**Your instructions**
I need the entries printed again word for word, without the images.

= Beginning of Section =

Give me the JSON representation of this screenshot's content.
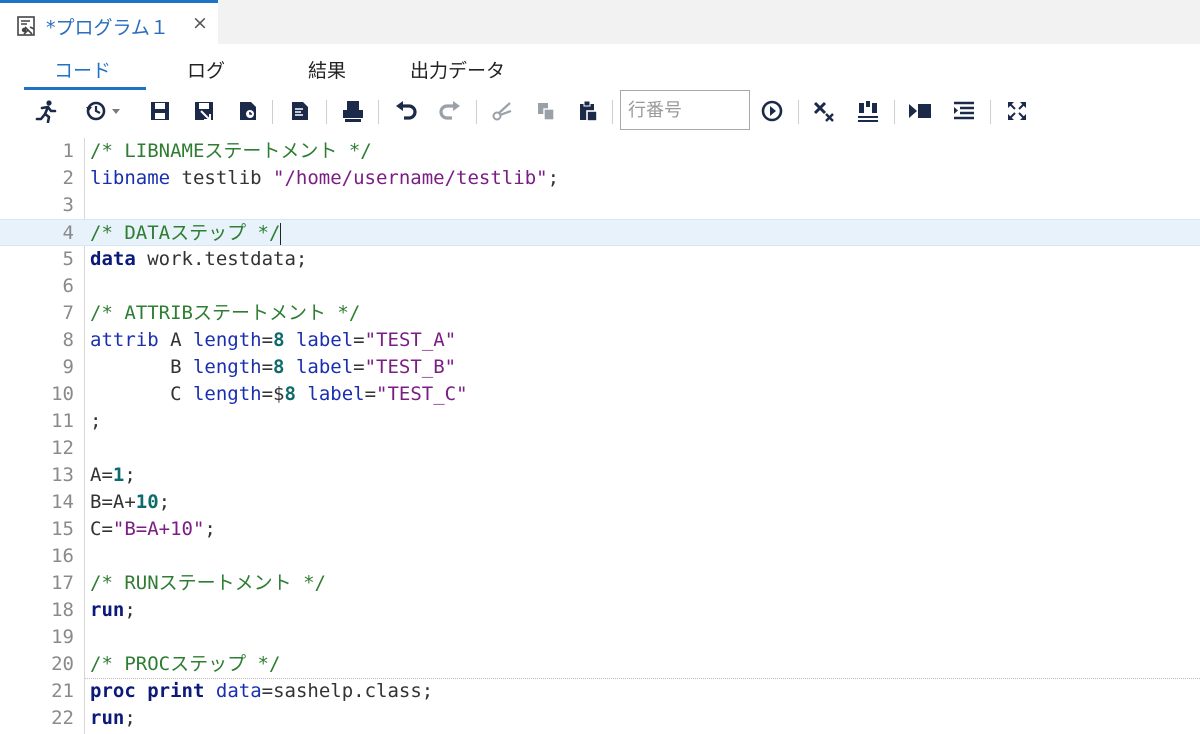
{
  "document_tab": {
    "title": "*プログラム１",
    "close_symbol": "×"
  },
  "sub_tabs": [
    "コード",
    "ログ",
    "結果",
    "出力データ"
  ],
  "toolbar": {
    "line_number_placeholder": "行番号"
  },
  "colors": {
    "accent": "#1f73c4",
    "comment": "#2e7d32",
    "keyword": "#1a2fb0",
    "string": "#7a1d84",
    "number": "#0f6b6b"
  },
  "editor": {
    "current_line": 4,
    "lines": [
      {
        "n": "1",
        "tokens": [
          {
            "t": "cmt",
            "v": "/* LIBNAMEステートメント */"
          }
        ]
      },
      {
        "n": "2",
        "tokens": [
          {
            "t": "kw",
            "v": "libname"
          },
          {
            "t": "plain",
            "v": " testlib "
          },
          {
            "t": "str",
            "v": "\"/home/username/testlib\""
          },
          {
            "t": "plain",
            "v": ";"
          }
        ]
      },
      {
        "n": "3",
        "tokens": []
      },
      {
        "n": "4",
        "tokens": [
          {
            "t": "cmt",
            "v": "/* DATAステップ */"
          }
        ]
      },
      {
        "n": "5",
        "tokens": [
          {
            "t": "kwb",
            "v": "data"
          },
          {
            "t": "plain",
            "v": " work.testdata;"
          }
        ]
      },
      {
        "n": "6",
        "tokens": []
      },
      {
        "n": "7",
        "tokens": [
          {
            "t": "cmt",
            "v": "/* ATTRIBステートメント */"
          }
        ]
      },
      {
        "n": "8",
        "tokens": [
          {
            "t": "kw",
            "v": "attrib"
          },
          {
            "t": "plain",
            "v": " A "
          },
          {
            "t": "kw",
            "v": "length"
          },
          {
            "t": "plain",
            "v": "="
          },
          {
            "t": "num",
            "v": "8"
          },
          {
            "t": "plain",
            "v": " "
          },
          {
            "t": "kw",
            "v": "label"
          },
          {
            "t": "plain",
            "v": "="
          },
          {
            "t": "str",
            "v": "\"TEST_A\""
          }
        ]
      },
      {
        "n": "9",
        "tokens": [
          {
            "t": "plain",
            "v": "       B "
          },
          {
            "t": "kw",
            "v": "length"
          },
          {
            "t": "plain",
            "v": "="
          },
          {
            "t": "num",
            "v": "8"
          },
          {
            "t": "plain",
            "v": " "
          },
          {
            "t": "kw",
            "v": "label"
          },
          {
            "t": "plain",
            "v": "="
          },
          {
            "t": "str",
            "v": "\"TEST_B\""
          }
        ]
      },
      {
        "n": "10",
        "tokens": [
          {
            "t": "plain",
            "v": "       C "
          },
          {
            "t": "kw",
            "v": "length"
          },
          {
            "t": "plain",
            "v": "=$"
          },
          {
            "t": "num",
            "v": "8"
          },
          {
            "t": "plain",
            "v": " "
          },
          {
            "t": "kw",
            "v": "label"
          },
          {
            "t": "plain",
            "v": "="
          },
          {
            "t": "str",
            "v": "\"TEST_C\""
          }
        ]
      },
      {
        "n": "11",
        "tokens": [
          {
            "t": "plain",
            "v": ";"
          }
        ]
      },
      {
        "n": "12",
        "tokens": []
      },
      {
        "n": "13",
        "tokens": [
          {
            "t": "plain",
            "v": "A="
          },
          {
            "t": "num",
            "v": "1"
          },
          {
            "t": "plain",
            "v": ";"
          }
        ]
      },
      {
        "n": "14",
        "tokens": [
          {
            "t": "plain",
            "v": "B=A+"
          },
          {
            "t": "num",
            "v": "10"
          },
          {
            "t": "plain",
            "v": ";"
          }
        ]
      },
      {
        "n": "15",
        "tokens": [
          {
            "t": "plain",
            "v": "C="
          },
          {
            "t": "str",
            "v": "\"B=A+10\""
          },
          {
            "t": "plain",
            "v": ";"
          }
        ]
      },
      {
        "n": "16",
        "tokens": []
      },
      {
        "n": "17",
        "tokens": [
          {
            "t": "cmt",
            "v": "/* RUNステートメント */"
          }
        ]
      },
      {
        "n": "18",
        "tokens": [
          {
            "t": "kwb",
            "v": "run"
          },
          {
            "t": "plain",
            "v": ";"
          }
        ]
      },
      {
        "n": "19",
        "tokens": []
      },
      {
        "n": "20",
        "tokens": [
          {
            "t": "cmt",
            "v": "/* PROCステップ */"
          }
        ]
      },
      {
        "n": "21",
        "tokens": [
          {
            "t": "kwb",
            "v": "proc"
          },
          {
            "t": "plain",
            "v": " "
          },
          {
            "t": "kwb",
            "v": "print"
          },
          {
            "t": "plain",
            "v": " "
          },
          {
            "t": "kw",
            "v": "data"
          },
          {
            "t": "plain",
            "v": "=sashelp.class;"
          }
        ]
      },
      {
        "n": "22",
        "tokens": [
          {
            "t": "kwb",
            "v": "run"
          },
          {
            "t": "plain",
            "v": ";"
          }
        ]
      }
    ]
  }
}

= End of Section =

**Result of the task**
Give me the JSON representation of this screenshot's content.
{
  "document_tab": {
    "title": "*プログラム１",
    "close_symbol": "×"
  },
  "sub_tabs": [
    "コード",
    "ログ",
    "結果",
    "出力データ"
  ],
  "toolbar": {
    "line_number_placeholder": "行番号"
  },
  "colors": {
    "accent": "#1f73c4",
    "comment": "#2e7d32",
    "keyword": "#1a2fb0",
    "string": "#7a1d84",
    "number": "#0f6b6b"
  },
  "editor": {
    "current_line": 4,
    "lines": [
      {
        "n": "1",
        "tokens": [
          {
            "t": "cmt",
            "v": "/* LIBNAMEステートメント */"
          }
        ]
      },
      {
        "n": "2",
        "tokens": [
          {
            "t": "kw",
            "v": "libname"
          },
          {
            "t": "plain",
            "v": " testlib "
          },
          {
            "t": "str",
            "v": "\"/home/username/testlib\""
          },
          {
            "t": "plain",
            "v": ";"
          }
        ]
      },
      {
        "n": "3",
        "tokens": []
      },
      {
        "n": "4",
        "tokens": [
          {
            "t": "cmt",
            "v": "/* DATAステップ */"
          }
        ]
      },
      {
        "n": "5",
        "tokens": [
          {
            "t": "kwb",
            "v": "data"
          },
          {
            "t": "plain",
            "v": " work.testdata;"
          }
        ]
      },
      {
        "n": "6",
        "tokens": []
      },
      {
        "n": "7",
        "tokens": [
          {
            "t": "cmt",
            "v": "/* ATTRIBステートメント */"
          }
        ]
      },
      {
        "n": "8",
        "tokens": [
          {
            "t": "kw",
            "v": "attrib"
          },
          {
            "t": "plain",
            "v": " A "
          },
          {
            "t": "kw",
            "v": "length"
          },
          {
            "t": "plain",
            "v": "="
          },
          {
            "t": "num",
            "v": "8"
          },
          {
            "t": "plain",
            "v": " "
          },
          {
            "t": "kw",
            "v": "label"
          },
          {
            "t": "plain",
            "v": "="
          },
          {
            "t": "str",
            "v": "\"TEST_A\""
          }
        ]
      },
      {
        "n": "9",
        "tokens": [
          {
            "t": "plain",
            "v": "       B "
          },
          {
            "t": "kw",
            "v": "length"
          },
          {
            "t": "plain",
            "v": "="
          },
          {
            "t": "num",
            "v": "8"
          },
          {
            "t": "plain",
            "v": " "
          },
          {
            "t": "kw",
            "v": "label"
          },
          {
            "t": "plain",
            "v": "="
          },
          {
            "t": "str",
            "v": "\"TEST_B\""
          }
        ]
      },
      {
        "n": "10",
        "tokens": [
          {
            "t": "plain",
            "v": "       C "
          },
          {
            "t": "kw",
            "v": "length"
          },
          {
            "t": "plain",
            "v": "=$"
          },
          {
            "t": "num",
            "v": "8"
          },
          {
            "t": "plain",
            "v": " "
          },
          {
            "t": "kw",
            "v": "label"
          },
          {
            "t": "plain",
            "v": "="
          },
          {
            "t": "str",
            "v": "\"TEST_C\""
          }
        ]
      },
      {
        "n": "11",
        "tokens": [
          {
            "t": "plain",
            "v": ";"
          }
        ]
      },
      {
        "n": "12",
        "tokens": []
      },
      {
        "n": "13",
        "tokens": [
          {
            "t": "plain",
            "v": "A="
          },
          {
            "t": "num",
            "v": "1"
          },
          {
            "t": "plain",
            "v": ";"
          }
        ]
      },
      {
        "n": "14",
        "tokens": [
          {
            "t": "plain",
            "v": "B=A+"
          },
          {
            "t": "num",
            "v": "10"
          },
          {
            "t": "plain",
            "v": ";"
          }
        ]
      },
      {
        "n": "15",
        "tokens": [
          {
            "t": "plain",
            "v": "C="
          },
          {
            "t": "str",
            "v": "\"B=A+10\""
          },
          {
            "t": "plain",
            "v": ";"
          }
        ]
      },
      {
        "n": "16",
        "tokens": []
      },
      {
        "n": "17",
        "tokens": [
          {
            "t": "cmt",
            "v": "/* RUNステートメント */"
          }
        ]
      },
      {
        "n": "18",
        "tokens": [
          {
            "t": "kwb",
            "v": "run"
          },
          {
            "t": "plain",
            "v": ";"
          }
        ]
      },
      {
        "n": "19",
        "tokens": []
      },
      {
        "n": "20",
        "tokens": [
          {
            "t": "cmt",
            "v": "/* PROCステップ */"
          }
        ]
      },
      {
        "n": "21",
        "tokens": [
          {
            "t": "kwb",
            "v": "proc"
          },
          {
            "t": "plain",
            "v": " "
          },
          {
            "t": "kwb",
            "v": "print"
          },
          {
            "t": "plain",
            "v": " "
          },
          {
            "t": "kw",
            "v": "data"
          },
          {
            "t": "plain",
            "v": "=sashelp.class;"
          }
        ]
      },
      {
        "n": "22",
        "tokens": [
          {
            "t": "kwb",
            "v": "run"
          },
          {
            "t": "plain",
            "v": ";"
          }
        ]
      }
    ]
  }
}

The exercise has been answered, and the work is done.